Until now, we have not known whether the universe would expand to infinity or contract in a cosmic crunch. The findings in this programme, presented in Britain last year, were hailed by science journals as the scientific breakthrough of the year. It claims to have the answer.
An international team headed by Saul Perlmutter perfected a technique for tracking rare and distant supernovas, enabling astronomers to view exploding stars.
What they saw suggests galaxies are accelerating away from each other, and that the universe is speeding into infinity. Instead of gravity slowing the universe, as previously thought, an unknown energy could be pushing against gravity, flinging the universe apart.
The implications of this are hard even for astronomers to prove and grasp. But Perlmutter helps out by describing what our night skies could look like in billions of years time. Instead of the myriad galaxies lighting up the skies, all we would see would be black emptiness. A time could come when the last star could be put out.
Another wondrous mystery much closer to home is pondered in Mystique Of The Pearl (World, 10pm). For centuries, humans wondered how one of nature's most lowly creatures, the oyster, could produce one of the most beautiful and perfect of nature's creations, the pearl.
Today's aquaculture techniques are a far cry from the earliest hunting for pearls. In the underwater farms of Japan and Australia, oysters are caged and tended like prize breeding herds. The secret of how an oyster is 'nucleated' and encouraged to grow a perfectly round pearl is revealed.
From there, the programme follows the less interesting progress of the pearl from auction rooms and jewellery workshops to fashion houses, ready to decorate the world's wealthiest women.
Earthly challenges are the subject of what is billed as the most dangerous show on TV, though no serious accidents have been reported as yet.
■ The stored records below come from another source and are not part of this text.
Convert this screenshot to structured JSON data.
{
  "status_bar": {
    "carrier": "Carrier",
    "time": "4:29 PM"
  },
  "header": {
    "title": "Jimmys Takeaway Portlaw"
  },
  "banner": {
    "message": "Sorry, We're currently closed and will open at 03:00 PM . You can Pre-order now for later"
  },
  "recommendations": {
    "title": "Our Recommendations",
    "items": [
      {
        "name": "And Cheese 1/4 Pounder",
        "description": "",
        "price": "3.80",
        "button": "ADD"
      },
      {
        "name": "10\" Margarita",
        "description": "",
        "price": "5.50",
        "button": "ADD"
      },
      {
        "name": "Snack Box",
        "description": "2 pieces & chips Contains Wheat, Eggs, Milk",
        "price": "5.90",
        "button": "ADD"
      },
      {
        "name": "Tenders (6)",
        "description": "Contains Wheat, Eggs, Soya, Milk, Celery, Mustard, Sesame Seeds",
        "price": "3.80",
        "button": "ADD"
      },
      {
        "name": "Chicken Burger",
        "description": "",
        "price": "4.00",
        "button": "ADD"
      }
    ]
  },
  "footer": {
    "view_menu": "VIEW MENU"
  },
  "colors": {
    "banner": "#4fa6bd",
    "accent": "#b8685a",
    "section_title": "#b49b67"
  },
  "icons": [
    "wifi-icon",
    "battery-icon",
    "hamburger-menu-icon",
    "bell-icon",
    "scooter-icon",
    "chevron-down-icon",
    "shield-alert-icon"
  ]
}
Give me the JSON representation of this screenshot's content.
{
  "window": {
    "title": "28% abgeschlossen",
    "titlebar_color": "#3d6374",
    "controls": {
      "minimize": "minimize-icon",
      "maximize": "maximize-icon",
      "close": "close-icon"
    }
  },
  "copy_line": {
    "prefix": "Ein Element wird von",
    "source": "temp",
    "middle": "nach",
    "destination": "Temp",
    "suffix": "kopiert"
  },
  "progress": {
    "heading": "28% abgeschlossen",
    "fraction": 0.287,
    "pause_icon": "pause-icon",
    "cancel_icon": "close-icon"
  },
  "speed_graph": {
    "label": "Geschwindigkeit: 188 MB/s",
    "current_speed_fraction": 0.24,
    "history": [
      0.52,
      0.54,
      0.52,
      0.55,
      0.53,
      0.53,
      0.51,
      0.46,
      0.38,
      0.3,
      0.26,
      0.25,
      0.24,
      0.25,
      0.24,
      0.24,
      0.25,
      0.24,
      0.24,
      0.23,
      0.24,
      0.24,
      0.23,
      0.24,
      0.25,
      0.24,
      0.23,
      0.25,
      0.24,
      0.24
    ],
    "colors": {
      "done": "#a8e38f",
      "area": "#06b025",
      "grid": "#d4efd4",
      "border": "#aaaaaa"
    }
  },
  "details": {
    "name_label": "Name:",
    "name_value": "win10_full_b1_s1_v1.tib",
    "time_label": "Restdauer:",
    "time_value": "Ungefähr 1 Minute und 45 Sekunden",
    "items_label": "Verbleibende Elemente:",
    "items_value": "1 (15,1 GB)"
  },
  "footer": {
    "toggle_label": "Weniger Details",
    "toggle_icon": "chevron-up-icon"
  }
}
In the first show of the new season of Don't Try This At Home (World, 9pm) an arachnophobic housewife confronts her worst nightmare, by standing in a booth full of spiders. Meanwhile, two members of the audience are challenged to dive 160 kilometres an hour through the air. This week's challenge of a lifetime is accepted by a disabled man, who is taken to the highest cable car in the Alps where he is to leave his wheelchair and abseil 300 metres to the ground.